Hulu’s television show supplies more detail of the novel’s dystopia — from details of the breakdown of society to the construction of Gilead, an oppressive regime that uses strict societal hierarchies, deep misogyny and gratuitous biblical violence to preserve the peace. In the show, we see women lose access to their bank accounts, LGBTQ+ professors get fired and those who realize what is happening trying to flee to Canada before the climactic coup. 

In “The Testaments,” we meet three new characters, a girl smuggled from Gilead who grows up in Canada, a girl who grows up in a privileged household within Gilead and is forced to marry at 13 years old, and a founding aunt who created the structures and schools that keep women oppressed in Gilead. Through their perspectives, the world of “The Handmaid’s Tale” becomes not just a dystopian novel with a female heroine, but a nuanced examination of femininity. 

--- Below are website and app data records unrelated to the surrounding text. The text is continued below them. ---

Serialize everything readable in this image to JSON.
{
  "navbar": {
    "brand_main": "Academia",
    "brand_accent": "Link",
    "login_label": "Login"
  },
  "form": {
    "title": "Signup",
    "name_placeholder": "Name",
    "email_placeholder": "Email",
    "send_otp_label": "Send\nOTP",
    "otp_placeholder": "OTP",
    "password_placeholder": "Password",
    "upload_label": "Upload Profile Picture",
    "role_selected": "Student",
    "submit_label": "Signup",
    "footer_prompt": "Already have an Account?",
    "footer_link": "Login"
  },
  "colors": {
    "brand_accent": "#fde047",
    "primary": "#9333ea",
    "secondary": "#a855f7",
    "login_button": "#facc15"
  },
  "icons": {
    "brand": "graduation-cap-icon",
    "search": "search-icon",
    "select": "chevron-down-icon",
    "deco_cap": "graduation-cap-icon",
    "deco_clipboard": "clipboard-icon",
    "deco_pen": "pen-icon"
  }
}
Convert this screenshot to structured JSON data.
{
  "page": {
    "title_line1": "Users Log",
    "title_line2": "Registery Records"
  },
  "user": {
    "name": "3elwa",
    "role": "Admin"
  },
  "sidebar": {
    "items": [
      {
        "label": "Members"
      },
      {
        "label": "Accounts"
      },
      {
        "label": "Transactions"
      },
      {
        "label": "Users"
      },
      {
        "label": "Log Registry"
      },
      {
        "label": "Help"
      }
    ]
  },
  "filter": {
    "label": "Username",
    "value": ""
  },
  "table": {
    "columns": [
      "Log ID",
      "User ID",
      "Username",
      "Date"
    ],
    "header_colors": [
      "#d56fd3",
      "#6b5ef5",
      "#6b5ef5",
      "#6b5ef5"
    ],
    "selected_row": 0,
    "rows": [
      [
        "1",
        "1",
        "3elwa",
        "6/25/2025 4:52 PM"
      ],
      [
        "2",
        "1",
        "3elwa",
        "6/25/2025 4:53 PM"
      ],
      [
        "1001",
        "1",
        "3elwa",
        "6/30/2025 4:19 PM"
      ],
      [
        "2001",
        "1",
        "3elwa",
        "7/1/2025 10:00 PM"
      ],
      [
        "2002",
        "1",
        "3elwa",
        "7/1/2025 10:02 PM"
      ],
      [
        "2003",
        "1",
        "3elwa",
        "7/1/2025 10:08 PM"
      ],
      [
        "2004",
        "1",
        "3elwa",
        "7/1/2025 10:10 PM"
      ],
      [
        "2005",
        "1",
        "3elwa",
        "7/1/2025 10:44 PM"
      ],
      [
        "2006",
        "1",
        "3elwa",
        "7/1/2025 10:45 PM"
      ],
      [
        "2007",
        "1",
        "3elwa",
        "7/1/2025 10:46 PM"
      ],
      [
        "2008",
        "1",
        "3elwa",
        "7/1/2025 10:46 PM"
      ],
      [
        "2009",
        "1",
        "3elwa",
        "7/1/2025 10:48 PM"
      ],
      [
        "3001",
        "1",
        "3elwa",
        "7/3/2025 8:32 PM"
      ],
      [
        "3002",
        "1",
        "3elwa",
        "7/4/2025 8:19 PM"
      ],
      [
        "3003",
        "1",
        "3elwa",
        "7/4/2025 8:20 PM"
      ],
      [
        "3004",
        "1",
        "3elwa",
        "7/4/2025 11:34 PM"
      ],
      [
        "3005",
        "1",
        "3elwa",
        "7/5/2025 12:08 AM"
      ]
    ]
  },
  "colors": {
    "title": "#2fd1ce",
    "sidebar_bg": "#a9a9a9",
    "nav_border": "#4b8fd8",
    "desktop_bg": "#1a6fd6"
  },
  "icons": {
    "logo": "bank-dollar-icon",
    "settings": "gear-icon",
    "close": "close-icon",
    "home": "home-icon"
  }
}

Although Gilead is all about the subordination of women, Atwood’s work is a celebration of women. While “The Handmaid’s Tale” is an examination of female oppression, “The Testaments” is a proclamation of women’s power, a reminder that, in the long run, we will never be subordinate. What’s more is that her work is essential to understanding the value of reproduction and the danger of suppressing a woman’s rights in regards to her own body. 

This is the power of great fiction. Atwood takes things currently present in our society and shows us just how close we are to a complete dystopia. But in the same way she also shows us how strong we are. She reminds us that this is not an inevitable reality, but a preventable one. Women fight back, rebel, speak out. We aren’t just pieces to be moved around, we are powerful actors and advocates for ourselves, no matter how the structures of oppression try to keep us down. 

Preparing for disaster often prioritizes concrete actions: building reinforcements, stockpiling resources, protecting the vulnerable. But today, with our country living in a perpetual state of political division and disaster preparedness, reading is an essential form of preparation. Atwood’s lesson is clear — the past informs the present. 

Moreover, reading fiction allows us to enter spheres of unknowing, where the rules of the game are different. Similarly, in a disaster, all of the rules of the game are different. In reading about different places, times and people, we are more able to comprehend the extent of our actions, as well as the value of human rights and environmental protections. Atwood forces us to recognize the value of ourselves as individuals in fighting inequality and oppression in the face of disaster.  

Contact Rebecca Gerny at [email protected].